▸ What is expected
Every line below that contains the word "girl" must be copied.

▸ Data extract
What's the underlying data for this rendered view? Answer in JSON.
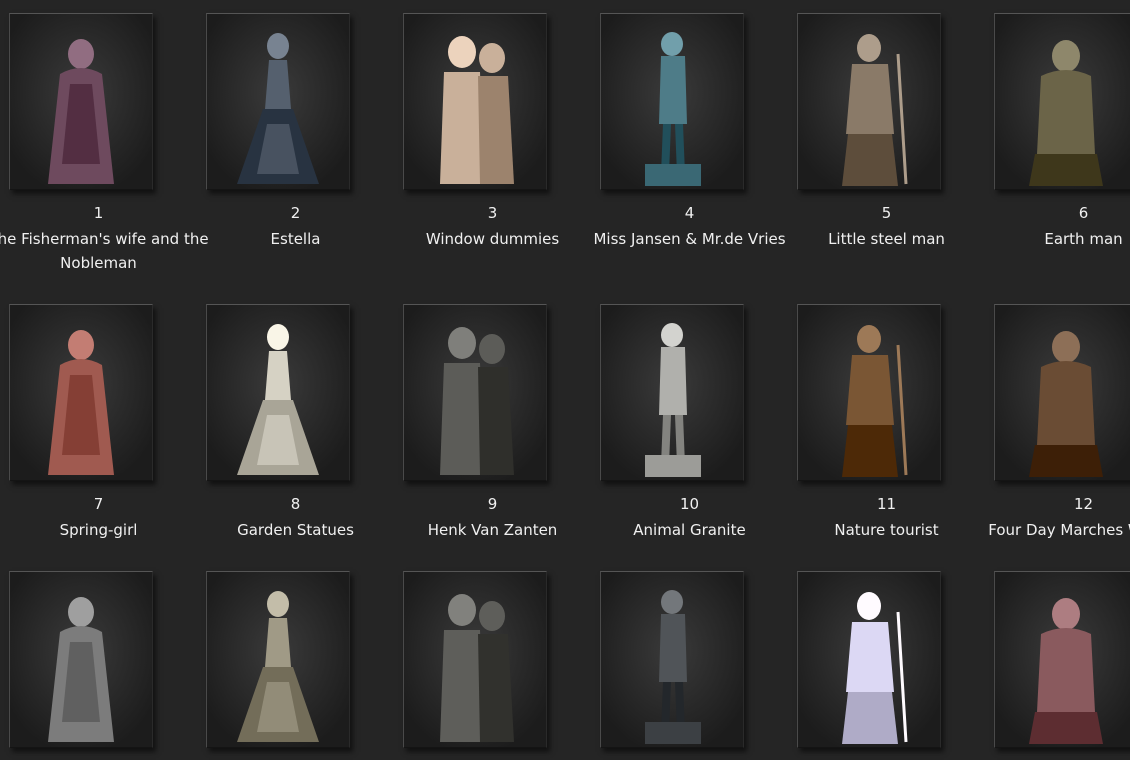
{
  "gallery": {
    "items": [
      {
        "number": "1",
        "title": "The Fisherman's wife and the Nobleman",
        "figure": "fisherman-wife-nobleman-statue",
        "tone": "#6e4a5e"
      },
      {
        "number": "2",
        "title": "Estella",
        "figure": "estella-statue",
        "tone": "#55606e"
      },
      {
        "number": "3",
        "title": "Window dummies",
        "figure": "window-dummy-figure",
        "tone": "#c9b09a"
      },
      {
        "number": "4",
        "title": "Miss Jansen & Mr.de Vries",
        "figure": "jansen-de-vries-statue",
        "tone": "#4e7c88"
      },
      {
        "number": "5",
        "title": "Little steel man",
        "figure": "steel-man-statues",
        "tone": "#8a7a68"
      },
      {
        "number": "6",
        "title": "Earth man",
        "figure": "earth-man-statue",
        "tone": "#6b6448"
      },
      {
        "number": "7",
        "title": "Spring-girl",
        "figure": "spring-girl-statue",
        "tone": "#a05a50"
      },
      {
        "number": "8",
        "title": "Garden Statues",
        "figure": "garden-statue",
        "tone": "#d6d2c4"
      },
      {
        "number": "9",
        "title": "Henk Van Zanten",
        "figure": "henk-van-zanten-statue",
        "tone": "#5c5c58"
      },
      {
        "number": "10",
        "title": "Animal Granite",
        "figure": "animal-granite-statues",
        "tone": "#b0b0ac"
      },
      {
        "number": "11",
        "title": "Nature tourist",
        "figure": "nature-tourist-statue",
        "tone": "#7a5634"
      },
      {
        "number": "12",
        "title": "Four Day Marches Walker",
        "figure": "four-day-marches-statue",
        "tone": "#6a4c34"
      },
      {
        "number": "",
        "title": "",
        "figure": "carriage-statue",
        "tone": "#7c7c7c"
      },
      {
        "number": "",
        "title": "",
        "figure": "seated-man-with-dove-statue",
        "tone": "#a09a86"
      },
      {
        "number": "",
        "title": "",
        "figure": "woman-with-egg-statue",
        "tone": "#5e5e5a"
      },
      {
        "number": "",
        "title": "",
        "figure": "musketeer-statue",
        "tone": "#505458"
      },
      {
        "number": "",
        "title": "",
        "figure": "ice-queen-statue",
        "tone": "#dcd8f4"
      },
      {
        "number": "",
        "title": "",
        "figure": "shrine-madonna-statue",
        "tone": "#8a5a5e"
      }
    ]
  }
}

▸ Completed task
        "title": "Spring-girl",
        "figure": "spring-girl-statue",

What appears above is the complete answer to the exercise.